[Data about app and page elements]
□ □ □ □ □ □ □
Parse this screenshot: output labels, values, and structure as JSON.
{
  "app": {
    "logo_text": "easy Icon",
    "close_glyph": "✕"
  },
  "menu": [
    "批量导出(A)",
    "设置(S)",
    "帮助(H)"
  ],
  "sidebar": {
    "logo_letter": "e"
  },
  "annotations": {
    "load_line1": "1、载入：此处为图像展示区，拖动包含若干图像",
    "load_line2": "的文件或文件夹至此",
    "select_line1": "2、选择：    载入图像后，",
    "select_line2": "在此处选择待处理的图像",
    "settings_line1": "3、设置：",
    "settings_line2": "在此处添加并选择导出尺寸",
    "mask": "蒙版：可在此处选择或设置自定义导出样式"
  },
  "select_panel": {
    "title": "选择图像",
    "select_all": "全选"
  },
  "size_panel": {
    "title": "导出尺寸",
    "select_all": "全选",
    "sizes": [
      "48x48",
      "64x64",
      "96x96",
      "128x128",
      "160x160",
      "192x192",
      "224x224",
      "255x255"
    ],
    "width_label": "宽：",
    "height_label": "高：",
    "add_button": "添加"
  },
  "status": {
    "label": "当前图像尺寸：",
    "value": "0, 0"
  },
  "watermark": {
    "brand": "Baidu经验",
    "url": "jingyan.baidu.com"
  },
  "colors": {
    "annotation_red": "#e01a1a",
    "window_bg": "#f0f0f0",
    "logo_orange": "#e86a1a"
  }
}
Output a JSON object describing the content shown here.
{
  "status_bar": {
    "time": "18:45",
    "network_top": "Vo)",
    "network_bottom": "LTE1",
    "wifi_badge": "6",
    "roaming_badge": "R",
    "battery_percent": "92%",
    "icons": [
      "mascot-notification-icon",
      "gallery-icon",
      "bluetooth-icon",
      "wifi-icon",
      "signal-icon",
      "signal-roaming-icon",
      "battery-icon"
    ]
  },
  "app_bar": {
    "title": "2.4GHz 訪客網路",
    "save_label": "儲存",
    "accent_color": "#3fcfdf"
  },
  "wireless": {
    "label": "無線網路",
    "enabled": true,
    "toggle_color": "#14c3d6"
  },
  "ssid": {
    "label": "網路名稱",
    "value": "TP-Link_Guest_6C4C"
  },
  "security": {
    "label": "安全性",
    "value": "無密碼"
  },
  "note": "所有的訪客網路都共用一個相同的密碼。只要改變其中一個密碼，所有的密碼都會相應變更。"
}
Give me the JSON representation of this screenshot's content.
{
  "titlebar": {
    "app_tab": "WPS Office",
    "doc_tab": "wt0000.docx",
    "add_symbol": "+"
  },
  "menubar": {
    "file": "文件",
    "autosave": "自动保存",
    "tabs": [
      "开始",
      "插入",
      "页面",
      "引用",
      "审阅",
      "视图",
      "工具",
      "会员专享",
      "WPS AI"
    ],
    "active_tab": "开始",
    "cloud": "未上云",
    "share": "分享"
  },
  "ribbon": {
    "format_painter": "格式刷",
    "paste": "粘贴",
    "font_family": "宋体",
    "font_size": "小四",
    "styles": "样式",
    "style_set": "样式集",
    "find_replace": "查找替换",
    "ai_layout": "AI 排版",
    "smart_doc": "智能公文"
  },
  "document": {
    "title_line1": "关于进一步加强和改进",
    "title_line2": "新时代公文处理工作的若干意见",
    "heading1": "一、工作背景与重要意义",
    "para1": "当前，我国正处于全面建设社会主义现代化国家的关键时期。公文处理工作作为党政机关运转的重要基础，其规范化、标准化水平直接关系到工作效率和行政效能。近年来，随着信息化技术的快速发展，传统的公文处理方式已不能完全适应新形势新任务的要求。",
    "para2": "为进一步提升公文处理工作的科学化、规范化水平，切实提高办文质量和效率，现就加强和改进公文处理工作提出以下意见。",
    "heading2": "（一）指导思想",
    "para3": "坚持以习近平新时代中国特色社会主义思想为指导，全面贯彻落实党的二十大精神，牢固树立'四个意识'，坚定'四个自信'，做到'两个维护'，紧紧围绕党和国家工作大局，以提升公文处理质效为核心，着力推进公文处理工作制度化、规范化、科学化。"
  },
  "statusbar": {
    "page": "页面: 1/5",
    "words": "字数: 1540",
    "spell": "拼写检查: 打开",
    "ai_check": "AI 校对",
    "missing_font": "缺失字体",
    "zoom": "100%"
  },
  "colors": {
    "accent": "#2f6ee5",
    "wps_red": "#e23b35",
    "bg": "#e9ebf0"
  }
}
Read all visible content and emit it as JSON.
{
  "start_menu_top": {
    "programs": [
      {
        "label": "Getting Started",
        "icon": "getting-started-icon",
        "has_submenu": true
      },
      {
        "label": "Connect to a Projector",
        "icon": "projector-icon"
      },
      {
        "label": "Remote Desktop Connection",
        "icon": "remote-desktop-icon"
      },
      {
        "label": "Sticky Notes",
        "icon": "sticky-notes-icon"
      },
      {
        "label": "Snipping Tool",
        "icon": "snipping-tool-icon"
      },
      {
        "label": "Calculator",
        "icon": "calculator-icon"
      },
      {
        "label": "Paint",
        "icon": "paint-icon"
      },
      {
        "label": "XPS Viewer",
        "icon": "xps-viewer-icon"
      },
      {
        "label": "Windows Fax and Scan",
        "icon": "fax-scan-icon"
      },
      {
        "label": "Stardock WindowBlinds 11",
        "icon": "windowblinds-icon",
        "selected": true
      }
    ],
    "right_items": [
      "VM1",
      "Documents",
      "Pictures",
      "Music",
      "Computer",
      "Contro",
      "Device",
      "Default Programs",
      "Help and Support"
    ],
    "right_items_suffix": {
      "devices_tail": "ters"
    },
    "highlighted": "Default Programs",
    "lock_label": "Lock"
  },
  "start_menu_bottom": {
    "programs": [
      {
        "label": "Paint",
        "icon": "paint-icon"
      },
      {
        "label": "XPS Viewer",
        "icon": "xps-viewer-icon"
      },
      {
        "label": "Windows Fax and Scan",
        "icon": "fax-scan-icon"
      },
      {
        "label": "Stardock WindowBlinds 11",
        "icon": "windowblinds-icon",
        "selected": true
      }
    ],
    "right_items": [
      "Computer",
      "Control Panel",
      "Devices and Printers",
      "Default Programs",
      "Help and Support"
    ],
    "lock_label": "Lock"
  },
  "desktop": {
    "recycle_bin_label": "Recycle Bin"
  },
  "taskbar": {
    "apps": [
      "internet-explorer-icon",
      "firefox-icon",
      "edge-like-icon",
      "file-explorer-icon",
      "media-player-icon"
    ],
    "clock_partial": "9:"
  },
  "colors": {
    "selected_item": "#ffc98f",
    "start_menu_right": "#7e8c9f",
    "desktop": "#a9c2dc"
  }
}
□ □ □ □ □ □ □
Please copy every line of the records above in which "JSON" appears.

Answer box
Parse this screenshot: output labels, values, and structure as JSON.
Output a JSON object describing the content shown here.
Give me the JSON representation of this screenshot's content.
Read all visible content and emit it as JSON.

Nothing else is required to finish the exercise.